» TASK REQUIREMENTS
Copy, from the entries below, each line in which the string "pedal" appears.

Saved data entries:
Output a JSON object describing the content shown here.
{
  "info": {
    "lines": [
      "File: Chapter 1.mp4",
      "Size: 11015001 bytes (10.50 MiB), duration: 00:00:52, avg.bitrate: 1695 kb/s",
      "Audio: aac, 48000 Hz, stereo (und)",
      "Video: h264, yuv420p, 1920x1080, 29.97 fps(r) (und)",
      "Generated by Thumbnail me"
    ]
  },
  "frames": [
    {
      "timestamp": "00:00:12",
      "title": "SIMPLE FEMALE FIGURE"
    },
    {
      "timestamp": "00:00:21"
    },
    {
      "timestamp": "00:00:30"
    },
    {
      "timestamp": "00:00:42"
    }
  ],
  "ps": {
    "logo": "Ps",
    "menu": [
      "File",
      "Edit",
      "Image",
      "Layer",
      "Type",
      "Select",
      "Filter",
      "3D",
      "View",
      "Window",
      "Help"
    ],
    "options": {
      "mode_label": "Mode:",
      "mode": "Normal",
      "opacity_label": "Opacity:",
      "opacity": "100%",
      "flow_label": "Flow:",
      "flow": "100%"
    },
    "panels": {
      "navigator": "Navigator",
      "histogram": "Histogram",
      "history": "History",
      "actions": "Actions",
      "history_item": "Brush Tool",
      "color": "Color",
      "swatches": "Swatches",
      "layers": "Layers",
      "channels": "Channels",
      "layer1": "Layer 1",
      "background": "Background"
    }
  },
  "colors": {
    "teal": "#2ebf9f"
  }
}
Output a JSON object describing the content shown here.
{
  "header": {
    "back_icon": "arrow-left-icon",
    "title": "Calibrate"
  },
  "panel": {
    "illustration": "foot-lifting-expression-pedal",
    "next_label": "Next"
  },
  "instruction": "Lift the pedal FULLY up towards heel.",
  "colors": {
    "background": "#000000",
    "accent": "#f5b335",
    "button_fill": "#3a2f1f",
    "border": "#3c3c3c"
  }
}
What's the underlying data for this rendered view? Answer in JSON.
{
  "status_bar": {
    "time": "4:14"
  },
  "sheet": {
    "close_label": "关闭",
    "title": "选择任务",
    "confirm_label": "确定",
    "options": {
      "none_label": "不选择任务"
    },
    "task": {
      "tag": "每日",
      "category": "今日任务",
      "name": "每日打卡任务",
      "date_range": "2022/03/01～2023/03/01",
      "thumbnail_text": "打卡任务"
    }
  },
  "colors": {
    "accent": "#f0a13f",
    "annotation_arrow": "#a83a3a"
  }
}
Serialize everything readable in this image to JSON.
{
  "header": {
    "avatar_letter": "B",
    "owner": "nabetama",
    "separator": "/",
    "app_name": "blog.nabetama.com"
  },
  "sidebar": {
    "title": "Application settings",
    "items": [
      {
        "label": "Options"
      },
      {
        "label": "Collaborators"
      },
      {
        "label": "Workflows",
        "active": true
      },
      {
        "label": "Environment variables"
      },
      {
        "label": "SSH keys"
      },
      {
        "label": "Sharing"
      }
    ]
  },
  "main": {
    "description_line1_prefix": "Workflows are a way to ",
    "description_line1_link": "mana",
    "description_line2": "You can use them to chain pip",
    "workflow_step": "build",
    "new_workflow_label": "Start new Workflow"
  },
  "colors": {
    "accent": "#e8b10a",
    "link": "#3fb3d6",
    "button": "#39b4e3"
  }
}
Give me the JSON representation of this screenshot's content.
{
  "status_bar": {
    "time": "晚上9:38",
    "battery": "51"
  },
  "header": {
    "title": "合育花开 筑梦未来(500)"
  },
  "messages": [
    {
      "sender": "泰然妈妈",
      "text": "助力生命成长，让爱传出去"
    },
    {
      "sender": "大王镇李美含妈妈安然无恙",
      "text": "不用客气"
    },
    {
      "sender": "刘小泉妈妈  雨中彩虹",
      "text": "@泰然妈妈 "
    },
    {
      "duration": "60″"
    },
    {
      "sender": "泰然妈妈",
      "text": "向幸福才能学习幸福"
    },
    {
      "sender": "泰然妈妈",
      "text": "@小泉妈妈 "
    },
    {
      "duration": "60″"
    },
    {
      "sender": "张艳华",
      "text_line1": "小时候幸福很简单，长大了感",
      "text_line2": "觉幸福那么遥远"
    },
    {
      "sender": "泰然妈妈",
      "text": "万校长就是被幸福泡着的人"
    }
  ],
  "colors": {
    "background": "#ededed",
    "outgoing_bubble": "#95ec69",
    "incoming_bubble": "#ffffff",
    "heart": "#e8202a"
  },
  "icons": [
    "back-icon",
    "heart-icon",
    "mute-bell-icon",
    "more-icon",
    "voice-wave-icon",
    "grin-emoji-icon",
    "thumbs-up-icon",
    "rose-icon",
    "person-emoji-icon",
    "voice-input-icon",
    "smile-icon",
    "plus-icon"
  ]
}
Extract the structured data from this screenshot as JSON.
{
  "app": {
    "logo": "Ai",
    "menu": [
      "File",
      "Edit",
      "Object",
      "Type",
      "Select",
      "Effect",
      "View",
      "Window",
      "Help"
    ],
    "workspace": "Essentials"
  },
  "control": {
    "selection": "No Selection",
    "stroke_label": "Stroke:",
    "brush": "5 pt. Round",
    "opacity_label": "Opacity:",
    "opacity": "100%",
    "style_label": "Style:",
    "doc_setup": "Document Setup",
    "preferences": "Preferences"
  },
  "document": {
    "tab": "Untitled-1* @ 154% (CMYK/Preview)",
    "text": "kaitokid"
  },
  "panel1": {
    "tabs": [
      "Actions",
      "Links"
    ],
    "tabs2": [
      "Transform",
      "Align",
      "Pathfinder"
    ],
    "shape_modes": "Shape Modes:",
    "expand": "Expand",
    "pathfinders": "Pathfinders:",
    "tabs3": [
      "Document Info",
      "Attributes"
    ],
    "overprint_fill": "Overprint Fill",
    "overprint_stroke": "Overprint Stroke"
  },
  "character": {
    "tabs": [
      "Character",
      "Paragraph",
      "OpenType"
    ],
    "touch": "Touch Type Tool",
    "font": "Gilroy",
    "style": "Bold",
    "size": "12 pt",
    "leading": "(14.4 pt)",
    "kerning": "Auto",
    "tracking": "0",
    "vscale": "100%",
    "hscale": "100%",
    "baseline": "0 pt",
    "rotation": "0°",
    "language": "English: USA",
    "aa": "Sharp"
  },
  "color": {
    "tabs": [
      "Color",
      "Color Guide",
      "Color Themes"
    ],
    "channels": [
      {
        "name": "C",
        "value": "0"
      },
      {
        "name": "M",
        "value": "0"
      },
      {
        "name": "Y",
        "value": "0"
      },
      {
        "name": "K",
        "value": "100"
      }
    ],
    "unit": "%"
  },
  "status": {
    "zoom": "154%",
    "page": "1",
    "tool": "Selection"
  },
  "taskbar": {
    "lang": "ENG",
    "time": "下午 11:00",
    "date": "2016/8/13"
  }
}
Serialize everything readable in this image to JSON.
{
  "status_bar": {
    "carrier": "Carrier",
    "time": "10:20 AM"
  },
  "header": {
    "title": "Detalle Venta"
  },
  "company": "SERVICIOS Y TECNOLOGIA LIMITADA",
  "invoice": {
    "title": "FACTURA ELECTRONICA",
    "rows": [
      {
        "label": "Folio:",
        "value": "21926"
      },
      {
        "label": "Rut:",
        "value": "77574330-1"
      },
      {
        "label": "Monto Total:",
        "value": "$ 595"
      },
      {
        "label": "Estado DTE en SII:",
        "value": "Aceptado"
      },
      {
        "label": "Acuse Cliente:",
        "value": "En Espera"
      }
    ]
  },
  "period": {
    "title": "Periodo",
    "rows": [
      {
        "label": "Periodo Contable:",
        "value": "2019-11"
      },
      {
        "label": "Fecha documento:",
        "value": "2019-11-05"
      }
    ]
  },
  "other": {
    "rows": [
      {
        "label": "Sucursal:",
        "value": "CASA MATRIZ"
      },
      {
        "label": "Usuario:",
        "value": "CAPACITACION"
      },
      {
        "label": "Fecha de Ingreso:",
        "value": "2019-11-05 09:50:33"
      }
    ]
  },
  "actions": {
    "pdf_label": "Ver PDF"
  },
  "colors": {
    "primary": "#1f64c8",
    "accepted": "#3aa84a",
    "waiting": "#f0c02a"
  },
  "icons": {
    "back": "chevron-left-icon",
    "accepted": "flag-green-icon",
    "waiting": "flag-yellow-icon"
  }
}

» EXERCISE ANSWER
    "illustration": "foot-lifting-expression-pedal",
  "instruction": "Lift the pedal FULLY up towards heel.",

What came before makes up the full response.